─── RECORDED INFORMATION

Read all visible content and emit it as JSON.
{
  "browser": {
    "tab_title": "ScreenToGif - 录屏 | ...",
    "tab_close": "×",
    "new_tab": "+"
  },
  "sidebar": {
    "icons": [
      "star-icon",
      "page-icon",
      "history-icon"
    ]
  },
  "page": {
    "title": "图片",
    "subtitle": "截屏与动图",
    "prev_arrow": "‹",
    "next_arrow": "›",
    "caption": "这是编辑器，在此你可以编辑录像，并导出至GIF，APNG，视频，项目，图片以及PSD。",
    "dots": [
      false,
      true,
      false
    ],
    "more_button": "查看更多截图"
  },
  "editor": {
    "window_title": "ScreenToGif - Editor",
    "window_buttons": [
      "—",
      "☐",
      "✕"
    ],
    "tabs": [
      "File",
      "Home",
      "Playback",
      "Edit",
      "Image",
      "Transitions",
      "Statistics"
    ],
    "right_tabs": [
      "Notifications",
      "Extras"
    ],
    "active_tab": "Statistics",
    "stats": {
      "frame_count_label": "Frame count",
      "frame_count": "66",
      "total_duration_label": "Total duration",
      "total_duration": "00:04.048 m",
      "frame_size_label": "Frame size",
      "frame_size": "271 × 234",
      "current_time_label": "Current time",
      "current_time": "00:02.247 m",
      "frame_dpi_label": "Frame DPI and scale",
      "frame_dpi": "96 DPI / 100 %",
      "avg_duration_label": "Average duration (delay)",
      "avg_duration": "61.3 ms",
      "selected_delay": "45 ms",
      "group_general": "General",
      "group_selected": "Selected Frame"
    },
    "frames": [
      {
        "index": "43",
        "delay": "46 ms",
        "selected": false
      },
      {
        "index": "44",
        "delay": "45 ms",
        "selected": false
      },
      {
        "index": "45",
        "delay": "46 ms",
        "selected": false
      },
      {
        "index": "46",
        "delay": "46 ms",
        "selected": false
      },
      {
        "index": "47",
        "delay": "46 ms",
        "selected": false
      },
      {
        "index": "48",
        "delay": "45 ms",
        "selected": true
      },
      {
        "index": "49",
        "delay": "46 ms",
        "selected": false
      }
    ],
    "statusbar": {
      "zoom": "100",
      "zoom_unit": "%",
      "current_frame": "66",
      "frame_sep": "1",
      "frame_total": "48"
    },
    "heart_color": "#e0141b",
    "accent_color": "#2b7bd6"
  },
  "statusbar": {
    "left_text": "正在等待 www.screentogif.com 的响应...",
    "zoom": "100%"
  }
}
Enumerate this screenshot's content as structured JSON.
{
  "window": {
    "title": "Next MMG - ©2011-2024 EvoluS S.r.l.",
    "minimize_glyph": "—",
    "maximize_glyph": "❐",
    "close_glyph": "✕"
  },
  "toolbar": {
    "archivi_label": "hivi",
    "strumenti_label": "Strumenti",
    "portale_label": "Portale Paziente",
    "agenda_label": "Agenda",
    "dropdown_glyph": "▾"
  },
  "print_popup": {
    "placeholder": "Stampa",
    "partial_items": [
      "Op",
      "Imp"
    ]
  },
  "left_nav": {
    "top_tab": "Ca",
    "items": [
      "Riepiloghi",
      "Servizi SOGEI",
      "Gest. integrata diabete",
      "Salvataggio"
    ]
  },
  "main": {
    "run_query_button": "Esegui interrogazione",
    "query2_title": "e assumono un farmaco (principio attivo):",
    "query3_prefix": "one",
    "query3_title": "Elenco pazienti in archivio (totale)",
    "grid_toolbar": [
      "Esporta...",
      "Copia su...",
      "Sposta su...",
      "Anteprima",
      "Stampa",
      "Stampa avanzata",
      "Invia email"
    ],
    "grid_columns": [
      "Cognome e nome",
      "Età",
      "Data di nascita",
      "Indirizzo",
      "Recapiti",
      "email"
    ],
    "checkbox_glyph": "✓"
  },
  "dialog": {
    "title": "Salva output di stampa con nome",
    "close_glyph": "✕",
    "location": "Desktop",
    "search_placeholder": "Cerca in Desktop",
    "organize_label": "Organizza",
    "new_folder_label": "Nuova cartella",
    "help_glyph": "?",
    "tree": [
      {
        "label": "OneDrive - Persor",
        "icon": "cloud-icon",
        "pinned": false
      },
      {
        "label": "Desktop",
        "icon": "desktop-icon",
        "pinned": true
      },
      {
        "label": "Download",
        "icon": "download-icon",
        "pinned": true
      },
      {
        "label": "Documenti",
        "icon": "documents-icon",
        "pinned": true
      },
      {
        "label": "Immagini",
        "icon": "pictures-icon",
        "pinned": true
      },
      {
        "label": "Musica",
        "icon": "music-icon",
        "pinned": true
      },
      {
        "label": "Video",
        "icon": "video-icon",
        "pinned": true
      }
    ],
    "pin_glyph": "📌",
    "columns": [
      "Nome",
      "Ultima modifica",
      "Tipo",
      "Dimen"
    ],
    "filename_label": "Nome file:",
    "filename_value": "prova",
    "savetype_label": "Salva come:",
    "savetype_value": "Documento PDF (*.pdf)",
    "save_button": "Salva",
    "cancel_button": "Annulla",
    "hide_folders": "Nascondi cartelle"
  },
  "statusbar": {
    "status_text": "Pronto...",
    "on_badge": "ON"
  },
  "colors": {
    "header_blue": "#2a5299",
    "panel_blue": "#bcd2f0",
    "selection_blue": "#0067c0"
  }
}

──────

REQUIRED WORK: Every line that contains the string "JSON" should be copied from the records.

FINISHED EXERCISE:
Read all visible content and emit it as JSON.
Enumerate this screenshot's content as structured JSON.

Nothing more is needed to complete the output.